Data about app and page elements:
:::

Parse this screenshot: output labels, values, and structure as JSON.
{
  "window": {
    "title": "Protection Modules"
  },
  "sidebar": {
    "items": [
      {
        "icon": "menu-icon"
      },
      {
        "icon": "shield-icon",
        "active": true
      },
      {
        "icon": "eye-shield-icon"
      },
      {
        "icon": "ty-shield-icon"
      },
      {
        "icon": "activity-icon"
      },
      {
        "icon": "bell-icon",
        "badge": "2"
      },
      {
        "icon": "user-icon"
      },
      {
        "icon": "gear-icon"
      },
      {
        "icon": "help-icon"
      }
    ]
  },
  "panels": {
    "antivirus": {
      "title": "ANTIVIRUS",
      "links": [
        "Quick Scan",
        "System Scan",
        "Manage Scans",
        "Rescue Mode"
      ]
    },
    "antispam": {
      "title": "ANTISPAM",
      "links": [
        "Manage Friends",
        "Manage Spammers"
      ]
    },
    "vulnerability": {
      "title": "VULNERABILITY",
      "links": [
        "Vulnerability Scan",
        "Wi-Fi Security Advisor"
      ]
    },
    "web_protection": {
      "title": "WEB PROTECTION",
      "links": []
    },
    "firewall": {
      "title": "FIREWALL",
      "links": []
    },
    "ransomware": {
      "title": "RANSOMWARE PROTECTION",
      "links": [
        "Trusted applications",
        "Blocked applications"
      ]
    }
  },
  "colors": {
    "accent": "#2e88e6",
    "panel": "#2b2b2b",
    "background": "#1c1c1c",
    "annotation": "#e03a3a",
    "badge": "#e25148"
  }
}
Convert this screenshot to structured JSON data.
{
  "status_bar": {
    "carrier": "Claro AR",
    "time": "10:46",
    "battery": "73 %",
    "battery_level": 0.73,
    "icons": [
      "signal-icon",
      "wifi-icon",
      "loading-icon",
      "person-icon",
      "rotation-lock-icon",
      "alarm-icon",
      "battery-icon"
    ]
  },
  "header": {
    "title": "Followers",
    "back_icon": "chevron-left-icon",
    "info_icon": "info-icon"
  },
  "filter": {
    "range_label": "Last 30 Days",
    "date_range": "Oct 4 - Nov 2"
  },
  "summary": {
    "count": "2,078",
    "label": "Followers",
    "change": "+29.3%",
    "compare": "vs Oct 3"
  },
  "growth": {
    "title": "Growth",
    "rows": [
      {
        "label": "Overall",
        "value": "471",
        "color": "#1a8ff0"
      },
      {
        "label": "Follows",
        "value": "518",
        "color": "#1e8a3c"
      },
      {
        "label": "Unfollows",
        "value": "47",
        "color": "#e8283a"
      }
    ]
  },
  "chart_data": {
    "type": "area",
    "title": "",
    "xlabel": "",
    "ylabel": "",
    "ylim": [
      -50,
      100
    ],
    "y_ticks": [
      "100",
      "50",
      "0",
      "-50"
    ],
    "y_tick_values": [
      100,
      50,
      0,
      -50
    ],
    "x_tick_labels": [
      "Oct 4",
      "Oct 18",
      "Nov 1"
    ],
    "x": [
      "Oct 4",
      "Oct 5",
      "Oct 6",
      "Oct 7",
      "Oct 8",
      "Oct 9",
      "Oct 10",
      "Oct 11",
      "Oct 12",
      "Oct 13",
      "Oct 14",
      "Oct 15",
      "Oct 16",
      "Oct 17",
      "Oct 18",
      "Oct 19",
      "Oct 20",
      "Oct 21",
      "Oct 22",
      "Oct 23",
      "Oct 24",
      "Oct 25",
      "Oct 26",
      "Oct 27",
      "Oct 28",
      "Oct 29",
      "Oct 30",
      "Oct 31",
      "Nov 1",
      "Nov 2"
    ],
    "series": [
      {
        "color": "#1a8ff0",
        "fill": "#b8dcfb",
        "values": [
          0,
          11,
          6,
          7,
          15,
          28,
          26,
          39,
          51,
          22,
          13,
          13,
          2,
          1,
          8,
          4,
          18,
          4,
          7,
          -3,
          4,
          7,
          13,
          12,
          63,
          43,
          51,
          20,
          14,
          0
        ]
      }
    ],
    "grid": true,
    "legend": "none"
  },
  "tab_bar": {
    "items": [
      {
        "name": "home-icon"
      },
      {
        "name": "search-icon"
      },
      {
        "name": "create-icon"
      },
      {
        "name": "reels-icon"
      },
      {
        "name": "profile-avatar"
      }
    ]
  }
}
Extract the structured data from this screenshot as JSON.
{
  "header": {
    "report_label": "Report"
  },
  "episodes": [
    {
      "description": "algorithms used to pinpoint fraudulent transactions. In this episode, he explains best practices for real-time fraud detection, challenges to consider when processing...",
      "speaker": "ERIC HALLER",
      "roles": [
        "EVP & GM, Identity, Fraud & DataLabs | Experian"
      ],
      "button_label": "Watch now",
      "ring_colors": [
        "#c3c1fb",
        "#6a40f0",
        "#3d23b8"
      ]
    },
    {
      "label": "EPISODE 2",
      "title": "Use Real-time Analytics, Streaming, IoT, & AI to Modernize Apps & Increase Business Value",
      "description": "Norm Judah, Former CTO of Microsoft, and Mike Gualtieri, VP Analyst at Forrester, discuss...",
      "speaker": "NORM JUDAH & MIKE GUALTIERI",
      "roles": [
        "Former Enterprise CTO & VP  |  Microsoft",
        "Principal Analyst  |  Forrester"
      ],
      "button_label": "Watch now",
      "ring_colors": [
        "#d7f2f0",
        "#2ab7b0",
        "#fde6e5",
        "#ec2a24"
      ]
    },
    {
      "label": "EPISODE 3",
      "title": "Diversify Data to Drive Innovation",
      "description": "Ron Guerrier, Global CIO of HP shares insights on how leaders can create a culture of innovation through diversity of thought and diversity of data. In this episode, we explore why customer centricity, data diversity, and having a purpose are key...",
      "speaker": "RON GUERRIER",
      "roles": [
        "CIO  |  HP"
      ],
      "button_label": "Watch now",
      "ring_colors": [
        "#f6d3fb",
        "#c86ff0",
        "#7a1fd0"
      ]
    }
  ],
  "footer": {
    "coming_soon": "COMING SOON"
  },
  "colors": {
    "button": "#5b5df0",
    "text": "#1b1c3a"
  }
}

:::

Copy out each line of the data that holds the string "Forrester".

      "description": "Norm Judah, Former CTO of Microsoft, and Mike Gualtieri, VP Analyst at Forrester, discuss...",
        "Principal Analyst  |  Forrester"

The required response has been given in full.